===== Extracted data

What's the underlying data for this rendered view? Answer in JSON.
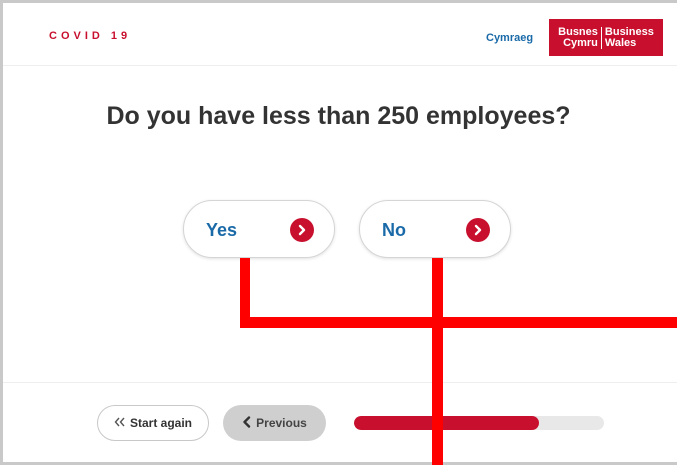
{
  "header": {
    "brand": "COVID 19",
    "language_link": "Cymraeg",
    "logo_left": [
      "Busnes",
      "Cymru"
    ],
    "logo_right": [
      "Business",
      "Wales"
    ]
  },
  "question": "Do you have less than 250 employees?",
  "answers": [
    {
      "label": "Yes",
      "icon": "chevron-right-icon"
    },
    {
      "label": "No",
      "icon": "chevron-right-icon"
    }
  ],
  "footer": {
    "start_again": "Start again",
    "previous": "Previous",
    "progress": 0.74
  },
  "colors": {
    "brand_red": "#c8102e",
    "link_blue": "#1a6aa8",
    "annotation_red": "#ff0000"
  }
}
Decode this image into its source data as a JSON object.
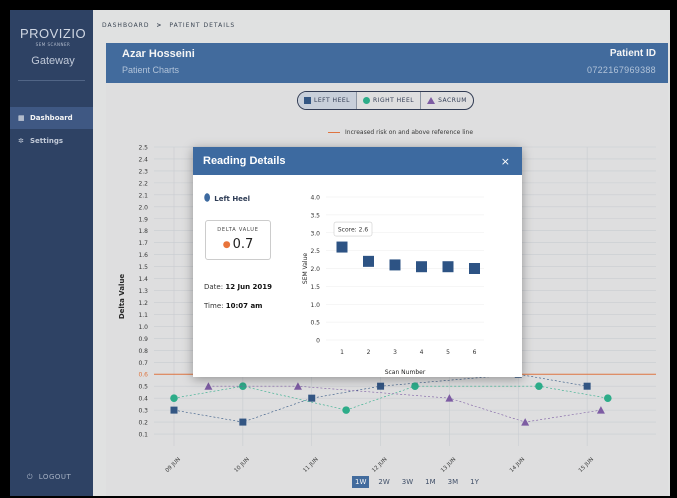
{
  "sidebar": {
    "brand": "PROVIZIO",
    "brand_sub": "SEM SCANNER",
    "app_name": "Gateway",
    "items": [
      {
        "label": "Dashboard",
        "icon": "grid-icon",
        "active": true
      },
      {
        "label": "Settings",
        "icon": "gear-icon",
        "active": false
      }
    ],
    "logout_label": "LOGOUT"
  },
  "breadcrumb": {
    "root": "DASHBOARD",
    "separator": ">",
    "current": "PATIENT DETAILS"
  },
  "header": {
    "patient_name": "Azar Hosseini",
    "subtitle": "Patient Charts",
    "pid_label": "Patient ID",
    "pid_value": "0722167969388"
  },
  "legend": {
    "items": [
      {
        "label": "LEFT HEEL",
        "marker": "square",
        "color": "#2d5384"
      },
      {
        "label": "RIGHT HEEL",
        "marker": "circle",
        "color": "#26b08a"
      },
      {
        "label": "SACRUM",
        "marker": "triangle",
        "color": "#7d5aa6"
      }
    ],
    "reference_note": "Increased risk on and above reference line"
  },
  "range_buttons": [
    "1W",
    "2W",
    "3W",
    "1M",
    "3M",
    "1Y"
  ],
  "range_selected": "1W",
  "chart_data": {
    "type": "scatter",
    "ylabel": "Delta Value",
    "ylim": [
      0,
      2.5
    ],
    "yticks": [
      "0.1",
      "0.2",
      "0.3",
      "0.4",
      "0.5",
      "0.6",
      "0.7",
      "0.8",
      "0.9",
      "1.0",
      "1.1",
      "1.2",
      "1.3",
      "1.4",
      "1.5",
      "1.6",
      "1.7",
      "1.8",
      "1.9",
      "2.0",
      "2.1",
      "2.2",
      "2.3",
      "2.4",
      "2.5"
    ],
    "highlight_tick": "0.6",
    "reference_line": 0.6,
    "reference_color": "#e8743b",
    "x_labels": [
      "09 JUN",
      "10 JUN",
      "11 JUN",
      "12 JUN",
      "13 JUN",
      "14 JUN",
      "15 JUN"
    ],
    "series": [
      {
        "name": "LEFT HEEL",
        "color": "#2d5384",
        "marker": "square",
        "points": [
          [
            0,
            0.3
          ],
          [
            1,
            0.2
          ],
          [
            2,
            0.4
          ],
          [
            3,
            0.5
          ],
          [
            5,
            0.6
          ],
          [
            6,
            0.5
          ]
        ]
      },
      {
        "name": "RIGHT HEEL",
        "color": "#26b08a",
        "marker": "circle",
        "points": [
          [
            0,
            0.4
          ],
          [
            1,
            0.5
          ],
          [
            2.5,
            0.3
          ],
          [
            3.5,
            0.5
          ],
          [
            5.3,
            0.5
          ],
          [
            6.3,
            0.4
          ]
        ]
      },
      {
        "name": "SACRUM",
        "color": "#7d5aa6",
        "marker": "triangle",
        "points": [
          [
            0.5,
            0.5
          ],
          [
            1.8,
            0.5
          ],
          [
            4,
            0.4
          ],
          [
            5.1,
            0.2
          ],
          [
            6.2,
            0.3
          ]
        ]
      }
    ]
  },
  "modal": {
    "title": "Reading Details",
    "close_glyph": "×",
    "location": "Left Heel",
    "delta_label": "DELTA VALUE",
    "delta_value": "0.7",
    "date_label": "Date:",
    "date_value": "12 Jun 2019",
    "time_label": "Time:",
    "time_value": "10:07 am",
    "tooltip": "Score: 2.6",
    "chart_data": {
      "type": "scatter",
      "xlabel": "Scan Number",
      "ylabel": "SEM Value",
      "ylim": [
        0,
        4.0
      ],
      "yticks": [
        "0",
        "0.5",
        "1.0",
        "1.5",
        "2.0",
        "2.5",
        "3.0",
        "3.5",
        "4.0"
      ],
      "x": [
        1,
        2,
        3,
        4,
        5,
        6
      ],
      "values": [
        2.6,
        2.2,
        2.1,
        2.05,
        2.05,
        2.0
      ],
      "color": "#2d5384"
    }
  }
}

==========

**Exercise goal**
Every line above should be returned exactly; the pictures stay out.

**Exercise solution**
What's the underlying data for this rendered view? Answer in JSON.
{
  "header": {
    "brand": "COVID 19",
    "language_link": "Cymraeg",
    "logo_left": [
      "Busnes",
      "Cymru"
    ],
    "logo_right": [
      "Business",
      "Wales"
    ]
  },
  "question": "Do you have less than 250 employees?",
  "answers": [
    {
      "label": "Yes",
      "icon": "chevron-right-icon"
    },
    {
      "label": "No",
      "icon": "chevron-right-icon"
    }
  ],
  "footer": {
    "start_again": "Start again",
    "previous": "Previous",
    "progress": 0.74
  },
  "colors": {
    "brand_red": "#c8102e",
    "link_blue": "#1a6aa8",
    "annotation_red": "#ff0000"
  }
}
Decode this image into its source data as a JSON object.
{
  "sidebar": {
    "brand": "PROVIZIO",
    "brand_sub": "SEM SCANNER",
    "app_name": "Gateway",
    "items": [
      {
        "label": "Dashboard",
        "icon": "grid-icon",
        "active": true
      },
      {
        "label": "Settings",
        "icon": "gear-icon",
        "active": false
      }
    ],
    "logout_label": "LOGOUT"
  },
  "breadcrumb": {
    "root": "DASHBOARD",
    "separator": ">",
    "current": "PATIENT DETAILS"
  },
  "header": {
    "patient_name": "Azar Hosseini",
    "subtitle": "Patient Charts",
    "pid_label": "Patient ID",
    "pid_value": "0722167969388"
  },
  "legend": {
    "items": [
      {
        "label": "LEFT HEEL",
        "marker": "square",
        "color": "#2d5384"
      },
      {
        "label": "RIGHT HEEL",
        "marker": "circle",
        "color": "#26b08a"
      },
      {
        "label": "SACRUM",
        "marker": "triangle",
        "color": "#7d5aa6"
      }
    ],
    "reference_note": "Increased risk on and above reference line"
  },
  "range_buttons": [
    "1W",
    "2W",
    "3W",
    "1M",
    "3M",
    "1Y"
  ],
  "range_selected": "1W",
  "chart_data": {
    "type": "scatter",
    "ylabel": "Delta Value",
    "ylim": [
      0,
      2.5
    ],
    "yticks": [
      "0.1",
      "0.2",
      "0.3",
      "0.4",
      "0.5",
      "0.6",
      "0.7",
      "0.8",
      "0.9",
      "1.0",
      "1.1",
      "1.2",
      "1.3",
      "1.4",
      "1.5",
      "1.6",
      "1.7",
      "1.8",
      "1.9",
      "2.0",
      "2.1",
      "2.2",
      "2.3",
      "2.4",
      "2.5"
    ],
    "highlight_tick": "0.6",
    "reference_line": 0.6,
    "reference_color": "#e8743b",
    "x_labels": [
      "09 JUN",
      "10 JUN",
      "11 JUN",
      "12 JUN",
      "13 JUN",
      "14 JUN",
      "15 JUN"
    ],
    "series": [
      {
        "name": "LEFT HEEL",
        "color": "#2d5384",
        "marker": "square",
        "points": [
          [
            0,
            0.3
          ],
          [
            1,
            0.2
          ],
          [
            2,
            0.4
          ],
          [
            3,
            0.5
          ],
          [
            5,
            0.6
          ],
          [
            6,
            0.5
          ]
        ]
      },
      {
        "name": "RIGHT HEEL",
        "color": "#26b08a",
        "marker": "circle",
        "points": [
          [
            0,
            0.4
          ],
          [
            1,
            0.5
          ],
          [
            2.5,
            0.3
          ],
          [
            3.5,
            0.5
          ],
          [
            5.3,
            0.5
          ],
          [
            6.3,
            0.4
          ]
        ]
      },
      {
        "name": "SACRUM",
        "color": "#7d5aa6",
        "marker": "triangle",
        "points": [
          [
            0.5,
            0.5
          ],
          [
            1.8,
            0.5
          ],
          [
            4,
            0.4
          ],
          [
            5.1,
            0.2
          ],
          [
            6.2,
            0.3
          ]
        ]
      }
    ]
  },
  "modal": {
    "title": "Reading Details",
    "close_glyph": "×",
    "location": "Left Heel",
    "delta_label": "DELTA VALUE",
    "delta_value": "0.7",
    "date_label": "Date:",
    "date_value": "12 Jun 2019",
    "time_label": "Time:",
    "time_value": "10:07 am",
    "tooltip": "Score: 2.6",
    "chart_data": {
      "type": "scatter",
      "xlabel": "Scan Number",
      "ylabel": "SEM Value",
      "ylim": [
        0,
        4.0
      ],
      "yticks": [
        "0",
        "0.5",
        "1.0",
        "1.5",
        "2.0",
        "2.5",
        "3.0",
        "3.5",
        "4.0"
      ],
      "x": [
        1,
        2,
        3,
        4,
        5,
        6
      ],
      "values": [
        2.6,
        2.2,
        2.1,
        2.05,
        2.05,
        2.0
      ],
      "color": "#2d5384"
    }
  }
}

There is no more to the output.